Note: This story has been edited to include information on Day’Shawn Bills’ death.
A 12-year-old boy is dead after being shot in the early morning of May 20. Indianapolis Metropolitan Police Department (IMPD) officers were dispatched to the 3400 block of North Leland Avenue near 34th Street and Emerson Avenue after Day’Shawn Bills was shot just before 3:40 a.m.
Bills remained in critical condition May 20. His family confirmed to WRTV that he died from his injuries May 21.
Police say Bills was visiting his grandparents and playing video games with family members when he was shot. IMPD Chief Randal Taylor said he doesn’t believe Bills was the intended victim of what is believed to be a random drive-by.
“As a community, we have got to take a different approach,” Taylor said during a press conference May 20. “We have a problem. What keeps me awake at night is trying to figure out what’s going on. … We’re all potential victims.”
Bills is a student at Arlington Middle School. in Indianapolis Public Schools (IPS).
“The Indianapolis Public Schools community extends our heartfelt thoughts and prayers to the family and friends of Day’Shawn Bills, a 7th grade student at Arlington Middle School,” IPS officials said in a statement. “This is a tragedy that our families and communities should never have to experience, and we are saddened by the gun violence that continues to impact us all.”
Taylor urges anyone with information in this shooting, or any other homicides in the city, to contact IMPD’s homicide unit or Marion County Crime Stoppers.

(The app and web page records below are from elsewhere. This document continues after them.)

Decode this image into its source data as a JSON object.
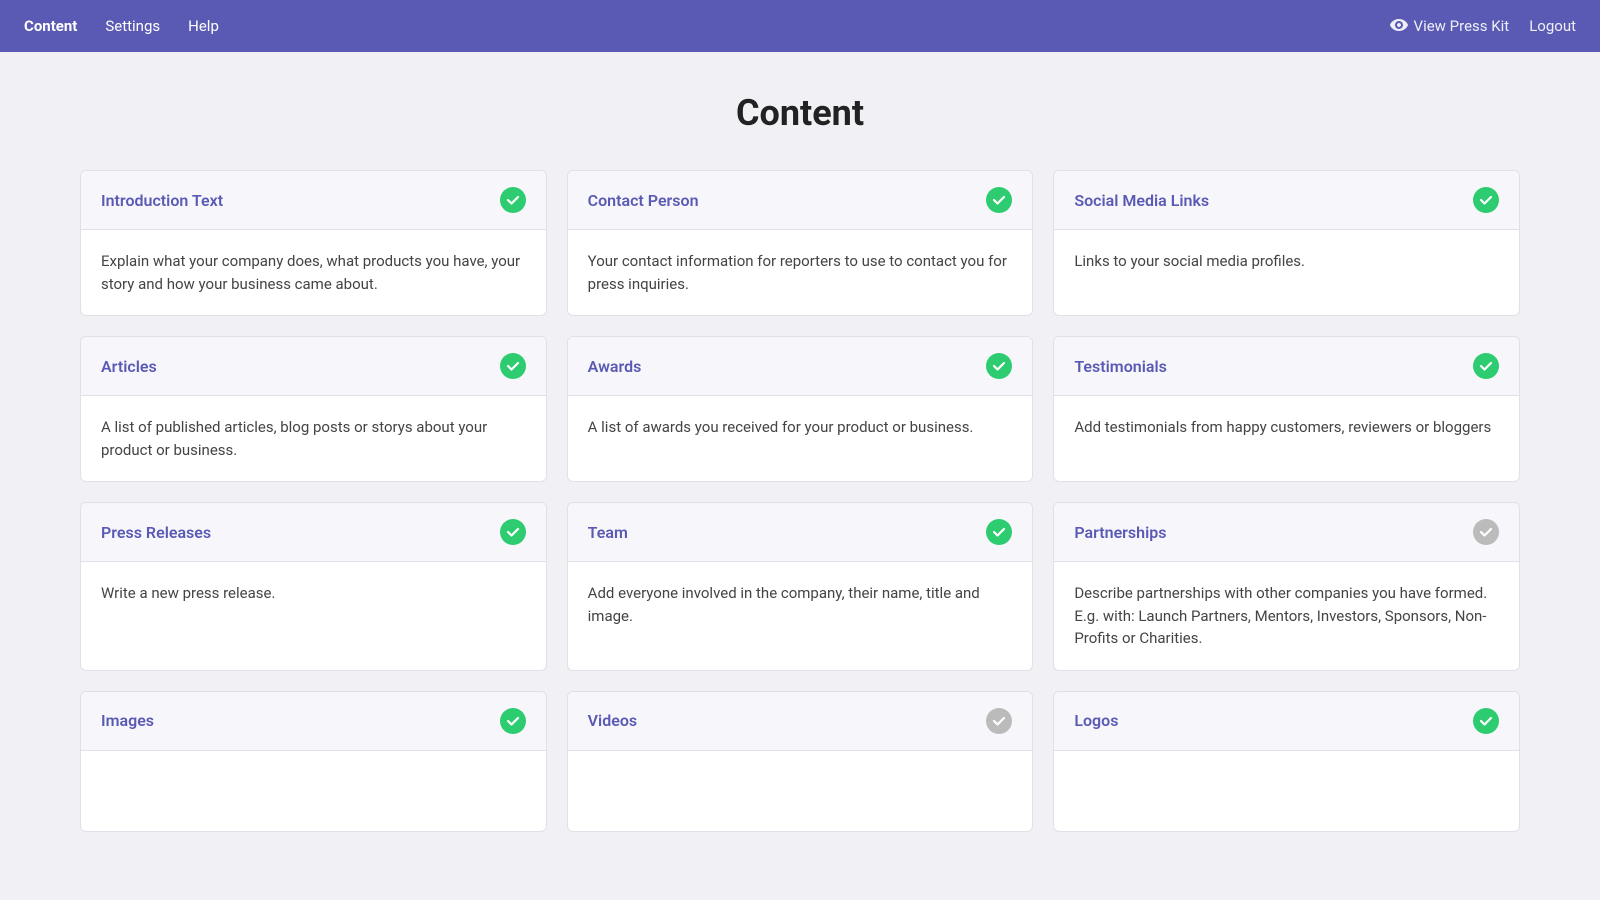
{
  "nav": {
    "items": [
      {
        "label": "Content",
        "active": true
      },
      {
        "label": "Settings",
        "active": false
      },
      {
        "label": "Help",
        "active": false
      }
    ],
    "right_items": [
      {
        "label": "View Press Kit",
        "icon": "eye-icon"
      },
      {
        "label": "Logout"
      }
    ]
  },
  "page": {
    "title": "Content"
  },
  "cards": [
    {
      "title": "Introduction Text",
      "description": "Explain what your company does, what products you have, your story and how your business came about.",
      "status": "green"
    },
    {
      "title": "Contact Person",
      "description": "Your contact information for reporters to use to contact you for press inquiries.",
      "status": "green"
    },
    {
      "title": "Social Media Links",
      "description": "Links to your social media profiles.",
      "status": "green"
    },
    {
      "title": "Articles",
      "description": "A list of published articles, blog posts or storys about your product or business.",
      "status": "green"
    },
    {
      "title": "Awards",
      "description": "A list of awards you received for your product or business.",
      "status": "green"
    },
    {
      "title": "Testimonials",
      "description": "Add testimonials from happy customers, reviewers or bloggers",
      "status": "green"
    },
    {
      "title": "Press Releases",
      "description": "Write a new press release.",
      "status": "green"
    },
    {
      "title": "Team",
      "description": "Add everyone involved in the company, their name, title and image.",
      "status": "green"
    },
    {
      "title": "Partnerships",
      "description": "Describe partnerships with other companies you have formed. E.g. with: Launch Partners, Mentors, Investors, Sponsors, Non-Profits or Charities.",
      "status": "gray"
    },
    {
      "title": "Images",
      "description": "",
      "status": "green"
    },
    {
      "title": "Videos",
      "description": "",
      "status": "gray"
    },
    {
      "title": "Logos",
      "description": "",
      "status": "green"
    }
  ],
  "icons": {
    "check": "✓",
    "eye": "👁"
  }
}
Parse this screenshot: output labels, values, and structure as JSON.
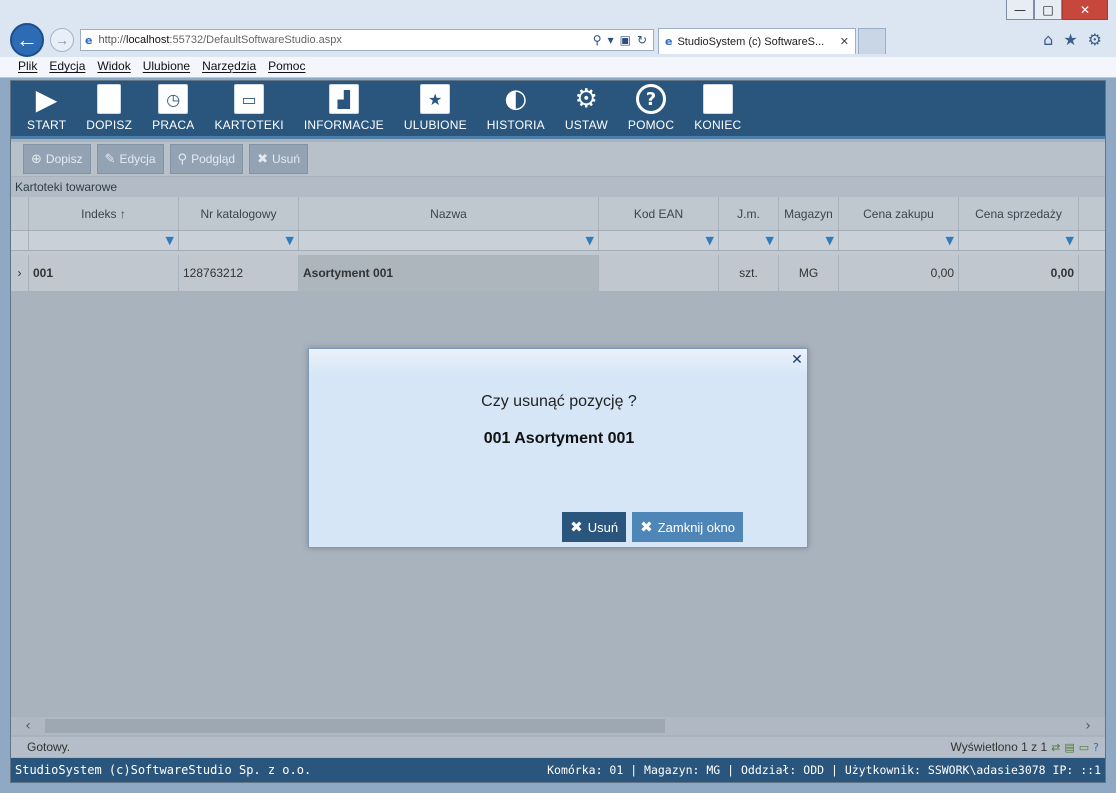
{
  "browser": {
    "window_controls": {
      "minimize": "—",
      "maximize": "□",
      "close": "✕"
    },
    "back_glyph": "←",
    "forward_glyph": "→",
    "url_prefix": "http://",
    "url_host": "localhost",
    "url_tail": ":55732/DefaultSoftwareStudio.aspx",
    "tab_title": "StudioSystem (c) SoftwareS...",
    "tab_close": "✕",
    "addr_icons": [
      "⚲",
      "▾",
      "▣",
      "↻"
    ],
    "right_icons": [
      "⌂",
      "★",
      "⚙"
    ],
    "menu": [
      "Plik",
      "Edycja",
      "Widok",
      "Ulubione",
      "Narzędzia",
      "Pomoc"
    ]
  },
  "toolbar": {
    "items": [
      {
        "label": "START",
        "icon": "play-icon",
        "glyph": "▶"
      },
      {
        "label": "DOPISZ",
        "icon": "document-icon",
        "glyph": ""
      },
      {
        "label": "PRACA",
        "icon": "clock-window-icon",
        "glyph": "◷"
      },
      {
        "label": "KARTOTEKI",
        "icon": "window-icon",
        "glyph": "▭"
      },
      {
        "label": "INFORMACJE",
        "icon": "bar-chart-icon",
        "glyph": "▟"
      },
      {
        "label": "ULUBIONE",
        "icon": "star-window-icon",
        "glyph": "★"
      },
      {
        "label": "HISTORIA",
        "icon": "history-icon",
        "glyph": "◐"
      },
      {
        "label": "USTAW",
        "icon": "gears-icon",
        "glyph": "⚙"
      },
      {
        "label": "POMOC",
        "icon": "help-icon",
        "glyph": "?"
      },
      {
        "label": "KONIEC",
        "icon": "blank-window-icon",
        "glyph": ""
      }
    ]
  },
  "actions": {
    "dopisz": {
      "label": "Dopisz",
      "glyph": "⊕"
    },
    "edycja": {
      "label": "Edycja",
      "glyph": "✎"
    },
    "podglad": {
      "label": "Podgląd",
      "glyph": "⚲"
    },
    "usun": {
      "label": "Usuń",
      "glyph": "✖"
    }
  },
  "section_title": "Kartoteki towarowe",
  "grid": {
    "columns": [
      "Indeks ↑",
      "Nr katalogowy",
      "Nazwa",
      "Kod EAN",
      "J.m.",
      "Magazyn",
      "Cena zakupu",
      "Cena sprzedaży"
    ],
    "filter_glyph": "▼",
    "row_indicator": "›",
    "rows": [
      {
        "indeks": "001",
        "nr_katalogowy": "128763212",
        "nazwa": "Asortyment 001",
        "kod_ean": "",
        "jm": "szt.",
        "magazyn": "MG",
        "cena_zakupu": "0,00",
        "cena_sprzedazy": "0,00"
      }
    ]
  },
  "scroll": {
    "left": "‹",
    "right": "›"
  },
  "status": {
    "text": "Gotowy.",
    "count": "Wyświetlono 1 z 1",
    "icons": [
      "⇄",
      "▤",
      "▭",
      "?"
    ]
  },
  "footer": {
    "left": "StudioSystem (c)SoftwareStudio Sp. z o.o.",
    "right": "Komórka: 01 | Magazyn: MG | Oddział: ODD | Użytkownik: SSWORK\\adasie3078 IP: ::1"
  },
  "dialog": {
    "close_glyph": "✕",
    "question": "Czy usunąć pozycję ?",
    "item": "001 Asortyment 001",
    "confirm": {
      "label": "Usuń",
      "glyph": "✖"
    },
    "cancel": {
      "label": "Zamknij okno",
      "glyph": "✖"
    }
  },
  "colors": {
    "toolbar_bg": "#2a567d",
    "dialog_bg": "#d6e6f7",
    "primary_button": "#2a567d",
    "secondary_button": "#4f86b8"
  }
}
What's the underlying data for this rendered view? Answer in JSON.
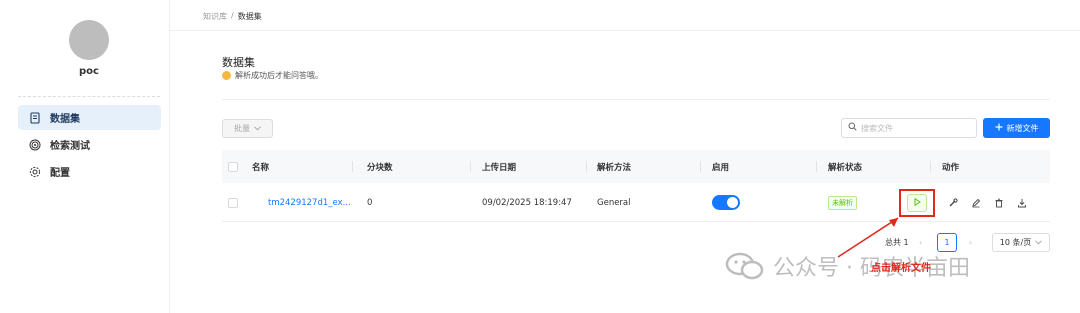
{
  "sidebar": {
    "username": "poc",
    "items": [
      {
        "label": "数据集",
        "icon": "document-icon",
        "active": true
      },
      {
        "label": "检索测试",
        "icon": "target-icon",
        "active": false
      },
      {
        "label": "配置",
        "icon": "gear-icon",
        "active": false
      }
    ]
  },
  "breadcrumb": [
    "知识库",
    "数据集"
  ],
  "page": {
    "title": "数据集",
    "hint": "解析成功后才能问答哦。"
  },
  "toolbar": {
    "bulk_label": "批量",
    "search_placeholder": "搜索文件",
    "add_label": "新增文件"
  },
  "table": {
    "columns": [
      "名称",
      "分块数",
      "上传日期",
      "解析方法",
      "启用",
      "解析状态",
      "动作"
    ],
    "rows": [
      {
        "name": "tm2429127d1_ex...",
        "chunks": "0",
        "upload_date": "09/02/2025 18:19:47",
        "parse_method": "General",
        "enabled": true,
        "status": "未解析"
      }
    ]
  },
  "pagination": {
    "total": "总共 1",
    "current_page": "1",
    "page_size": "10 条/页"
  },
  "annotation": "点击解析文件",
  "watermark": {
    "text": "公众号 · 码农半亩田"
  },
  "colors": {
    "accent": "#1677ff",
    "annotation": "#e0281c",
    "status_green": "#52c41a"
  }
}
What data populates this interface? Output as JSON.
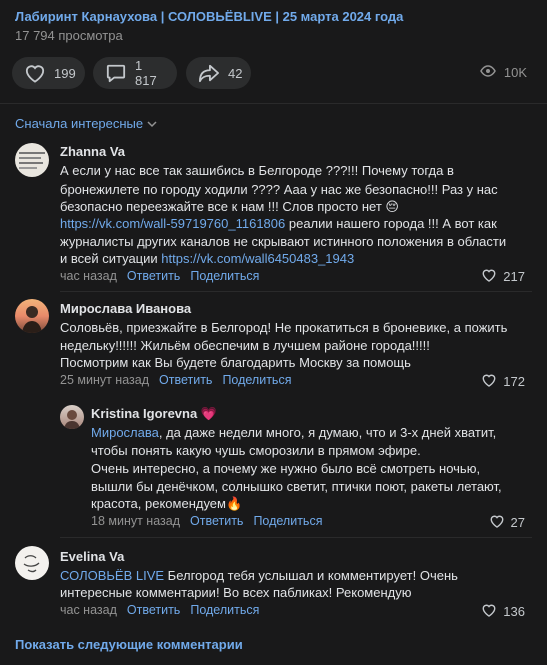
{
  "post": {
    "title": "Лабиринт Карнаухова | СОЛОВЬЁВLIVE | 25 марта 2024 года",
    "views_text": "17 794 просмотра"
  },
  "actions": {
    "likes": "199",
    "comments": "1 817",
    "shares": "42",
    "views": "10K"
  },
  "sort_label": "Сначала интересные",
  "comments": [
    {
      "name": "Zhanna Va",
      "lines": [
        "А если у нас все так зашибись в Белгороде ???!!! Почему тогда в",
        "бронежилете по городу ходили ???? Ааа у нас же безопасно!!! Раз у нас",
        "безопасно переезжайте все к нам !!! Слов просто нет 😔"
      ],
      "link1": "https://vk.com/wall-59719760_1161806",
      "line4_rest": " реалии нашего города !!! А вот как",
      "line5": "журналисты других каналов не скрывают истинного положения в области",
      "line6_start": "и всей ситуации ",
      "link2": "https://vk.com/wall6450483_1943",
      "time": "час назад",
      "reply": "Ответить",
      "share": "Поделиться",
      "likes": "217"
    },
    {
      "name": "Мирослава Иванова",
      "lines": [
        "Соловьёв, приезжайте в Белгород! Не прокатиться в броневике, а пожить",
        "недельку!!!!!! Жильём обеспечим в лучшем районе города!!!!!",
        "Посмотрим как Вы будете благодарить Москву за помощь"
      ],
      "time": "25 минут назад",
      "reply": "Ответить",
      "share": "Поделиться",
      "likes": "172"
    },
    {
      "name": "Kristina Igorevna",
      "name_emoji": "💗",
      "mention": "Мирослава",
      "line1_rest": ", да даже недели много, я думаю, что и 3-х дней хватит,",
      "lines": [
        "чтобы понять какую чушь сморозили в прямом эфире.",
        "Очень интересно, а почему же нужно было всё смотреть ночью,",
        "вышли бы денёчком, солнышко светит, птички поют, ракеты летают,",
        "красота, рекомендуем🔥"
      ],
      "time": "18 минут назад",
      "reply": "Ответить",
      "share": "Поделиться",
      "likes": "27"
    },
    {
      "name": "Evelina Va",
      "mention": "СОЛОВЬЁВ LIVE",
      "line1_rest": " Белгород тебя услышал и комментирует! Очень",
      "lines": [
        "интересные комментарии! Во всех пабликах! Рекомендую"
      ],
      "time": "час назад",
      "reply": "Ответить",
      "share": "Поделиться",
      "likes": "136"
    }
  ],
  "show_more": "Показать следующие комментарии",
  "colors": {
    "background": "#19191a",
    "accent": "#71aaeb",
    "button": "#2c2d2e",
    "secondary": "#939393"
  }
}
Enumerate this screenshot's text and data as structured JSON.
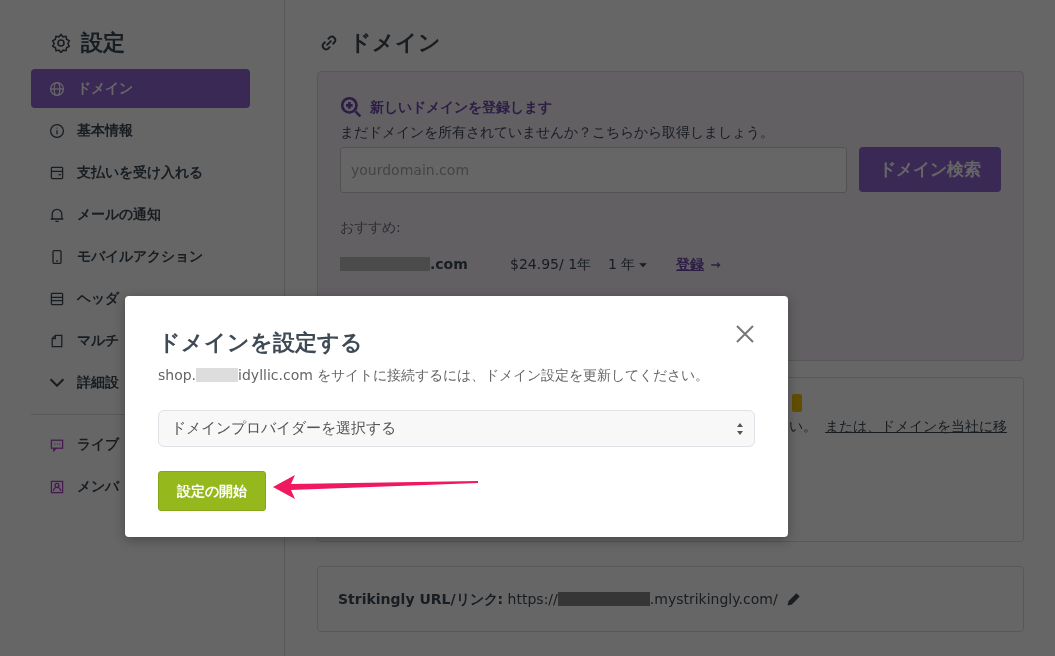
{
  "sidebar": {
    "title": "設定",
    "items": [
      {
        "label": "ドメイン",
        "selected": true
      },
      {
        "label": "基本情報",
        "selected": false
      },
      {
        "label": "支払いを受け入れる",
        "selected": false
      },
      {
        "label": "メールの通知",
        "selected": false
      },
      {
        "label": "モバイルアクション",
        "selected": false
      },
      {
        "label": "ヘッダ",
        "selected": false
      },
      {
        "label": "マルチ",
        "selected": false
      },
      {
        "label": "詳細設",
        "selected": false
      }
    ],
    "extra_items": [
      {
        "label": "ライブ"
      },
      {
        "label": "メンバ"
      }
    ]
  },
  "main": {
    "title": "ドメイン",
    "register_card": {
      "heading": "新しいドメインを登録します",
      "text": "まだドメインを所有されていませんか？こちらから取得しましょう。",
      "search": {
        "placeholder": "yourdomain.com"
      },
      "button": "ドメイン検索",
      "recommend_label": "おすすめ:",
      "suggestions": [
        {
          "domain": ".com",
          "price": "$24.95/ 1年",
          "term": "1 年",
          "action": "登録"
        }
      ]
    },
    "connect_card": {
      "text": "い。",
      "link": "または、ドメインを当社に移"
    },
    "url_card": {
      "label": "Strikingly URL/リンク:",
      "prefix": "https://",
      "suffix": ".mystrikingly.com/"
    }
  },
  "modal": {
    "title": "ドメインを設定する",
    "text_prefix": "shop.",
    "text_suffix": "idyllic.com をサイトに接続するには、ドメイン設定を更新してください。",
    "select": {
      "value": "ドメインプロバイダーを選択する"
    },
    "button": "設定の開始"
  }
}
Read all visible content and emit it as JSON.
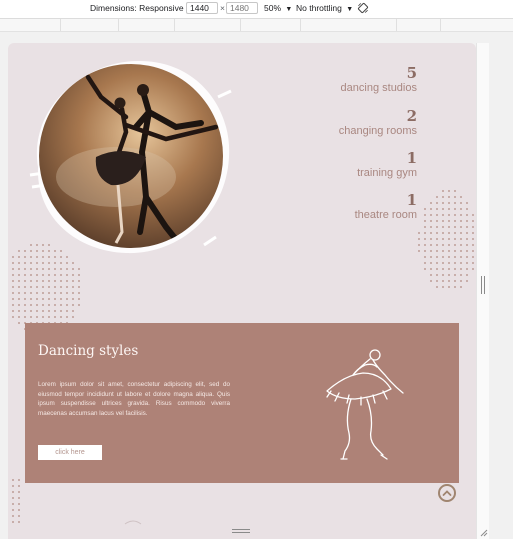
{
  "devtools": {
    "dimensions_label": "Dimensions: Responsive",
    "width_value": "1440",
    "height_placeholder": "1480",
    "times_symbol": "×",
    "zoom": "50%",
    "throttling": "No throttling",
    "rotate_icon": "rotate-device-icon",
    "caret_icon": "caret-down-icon"
  },
  "page": {
    "hero": {
      "image_icon": "dancers-photo",
      "stats": [
        {
          "number": "5",
          "label": "dancing studios"
        },
        {
          "number": "2",
          "label": "changing rooms"
        },
        {
          "number": "1",
          "label": "training gym"
        },
        {
          "number": "1",
          "label": "theatre room"
        }
      ]
    },
    "styles_card": {
      "title": "Dancing styles",
      "body": "Lorem ipsum dolor sit amet, consectetur adipiscing elit, sed do eiusmod tempor incididunt ut labore et dolore magna aliqua. Quis ipsum suspendisse ultrices gravida. Risus commodo viverra maecenas accumsan lacus vel facilisis.",
      "button_label": "click here",
      "illustration_icon": "ballerina-line-art"
    },
    "scroll_top_icon": "chevron-up-icon"
  },
  "colors": {
    "background": "#e9e1e4",
    "card": "#ae8277",
    "accent_text": "#a98781",
    "dots": "#b08a82"
  }
}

So far this year, Indianapolis has had 80 homicides, the majority of which were committed with a firearm. This time last year, there were 75 homicides in Indianapolis. As summer nears — the Department of Justice notes crime rates peak nationwide in the warm months — IMPD, local leaders and community groups are looking to curb violence in the city before it happens. This task, Mayor Joe Hogsett said during the press conference, will require residents to work together.
“This cannot be the lived experience of families in this city,” Hogsett said. “… We have an unprecedented amount of resources addressing the root causes of violence, but it still hasn’t been enough.”
Hogsett said he supports “common sense” gun legislation — including closing gun show loopholes and expanding background checks — on both a national and local level. Despite what he perceives to be a lack of action on gun control, Hogsett cited several city groups, including the Peacemakers and the Office of Community Violence Reduction, as effective efforts in tackling gun violence.
Kendra Nowell, chief programs officer at the Community Alliance of the Far Eastside, said her organization will offer various summer programs for youth to keep them busy and out of trouble. 2021 high school graduates can join a program that provides career readiness to prepare them for the workforce, and younger children will have remedial and enrichment programs.
Beyond education, though, Nowell said we have to focus on getting residents’ needs met before we can tackle homicides.
“There’s a direct correlation between crime and a lack of basic needs,” Nowell said. “If we start from that standpoint, if we come together and make sure those needs are met and offer programs and services starting from an early age, we can help.”
Nowell said community organizations need to work closely with one another and with law enforcement and city officials to educate the community on the impacts of poverty and how that can lead to crime.
While Nowell and Hogsett seem cautiously optimistic that programs planned over the next several months can curb violence, they and others in the community know no amount of progress will undo the damage caused by gun violence in the city.
“I’m sick and tired of these babies being snatched from us,” community member and activist Antonio Patton said. “A kid can’t sit and play video games without being shot? I’ve got a 15-year-old son, and I don’t want to bury him.”
Patton spoke with the victim’s family shortly after the shooting and said their lives have been changed forever. The victim’s grandmother, he said, doesn’t want vengeance for her grandson’s shooter, but justice.
“She just wants to make sure that no other grandmother has to go through this,” Patton said. “That no other grandmother has to feel like this. … I’m tired of this violence. I don’t want to go to any more memorials.”
Contact staff writer Breanna Cooper at 317-762-7848. Follow her on Twitter @BreannaNCooper.
If you have any information on this shooting or another homicide, please call IMPD’s Homicide Unit at 317-327-3475, or Marion County Crime Stoppers at 317-2628477. All calls may be anonymous.